◆ **What to do**: Every entry needs to appear again exactly as written below.
......
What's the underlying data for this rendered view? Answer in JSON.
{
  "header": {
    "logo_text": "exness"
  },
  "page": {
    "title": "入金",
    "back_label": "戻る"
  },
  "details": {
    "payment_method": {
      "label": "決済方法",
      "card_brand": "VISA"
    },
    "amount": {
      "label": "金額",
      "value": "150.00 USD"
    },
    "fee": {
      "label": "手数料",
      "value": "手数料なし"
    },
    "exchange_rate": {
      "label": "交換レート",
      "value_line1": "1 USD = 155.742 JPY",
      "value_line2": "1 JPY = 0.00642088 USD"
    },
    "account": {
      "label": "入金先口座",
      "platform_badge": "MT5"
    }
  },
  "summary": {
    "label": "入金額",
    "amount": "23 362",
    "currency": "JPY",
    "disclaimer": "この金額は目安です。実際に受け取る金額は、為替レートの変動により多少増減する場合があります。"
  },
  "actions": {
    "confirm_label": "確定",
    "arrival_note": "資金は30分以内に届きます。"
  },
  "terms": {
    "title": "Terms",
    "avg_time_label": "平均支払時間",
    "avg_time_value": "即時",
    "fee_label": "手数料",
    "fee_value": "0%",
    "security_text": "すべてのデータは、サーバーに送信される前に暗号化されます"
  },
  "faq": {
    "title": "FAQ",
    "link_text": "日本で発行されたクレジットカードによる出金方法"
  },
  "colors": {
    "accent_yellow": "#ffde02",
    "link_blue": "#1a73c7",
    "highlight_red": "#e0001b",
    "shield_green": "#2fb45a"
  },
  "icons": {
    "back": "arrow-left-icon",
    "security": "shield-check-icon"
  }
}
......
◆ **Written solution**:
What's the underlying data for this rendered view? Answer in JSON.
{
  "header": {
    "logo_text": "exness"
  },
  "page": {
    "title": "入金",
    "back_label": "戻る"
  },
  "details": {
    "payment_method": {
      "label": "決済方法",
      "card_brand": "VISA"
    },
    "amount": {
      "label": "金額",
      "value": "150.00 USD"
    },
    "fee": {
      "label": "手数料",
      "value": "手数料なし"
    },
    "exchange_rate": {
      "label": "交換レート",
      "value_line1": "1 USD = 155.742 JPY",
      "value_line2": "1 JPY = 0.00642088 USD"
    },
    "account": {
      "label": "入金先口座",
      "platform_badge": "MT5"
    }
  },
  "summary": {
    "label": "入金額",
    "amount": "23 362",
    "currency": "JPY",
    "disclaimer": "この金額は目安です。実際に受け取る金額は、為替レートの変動により多少増減する場合があります。"
  },
  "actions": {
    "confirm_label": "確定",
    "arrival_note": "資金は30分以内に届きます。"
  },
  "terms": {
    "title": "Terms",
    "avg_time_label": "平均支払時間",
    "avg_time_value": "即時",
    "fee_label": "手数料",
    "fee_value": "0%",
    "security_text": "すべてのデータは、サーバーに送信される前に暗号化されます"
  },
  "faq": {
    "title": "FAQ",
    "link_text": "日本で発行されたクレジットカードによる出金方法"
  },
  "colors": {
    "accent_yellow": "#ffde02",
    "link_blue": "#1a73c7",
    "highlight_red": "#e0001b",
    "shield_green": "#2fb45a"
  },
  "icons": {
    "back": "arrow-left-icon",
    "security": "shield-check-icon"
  }
}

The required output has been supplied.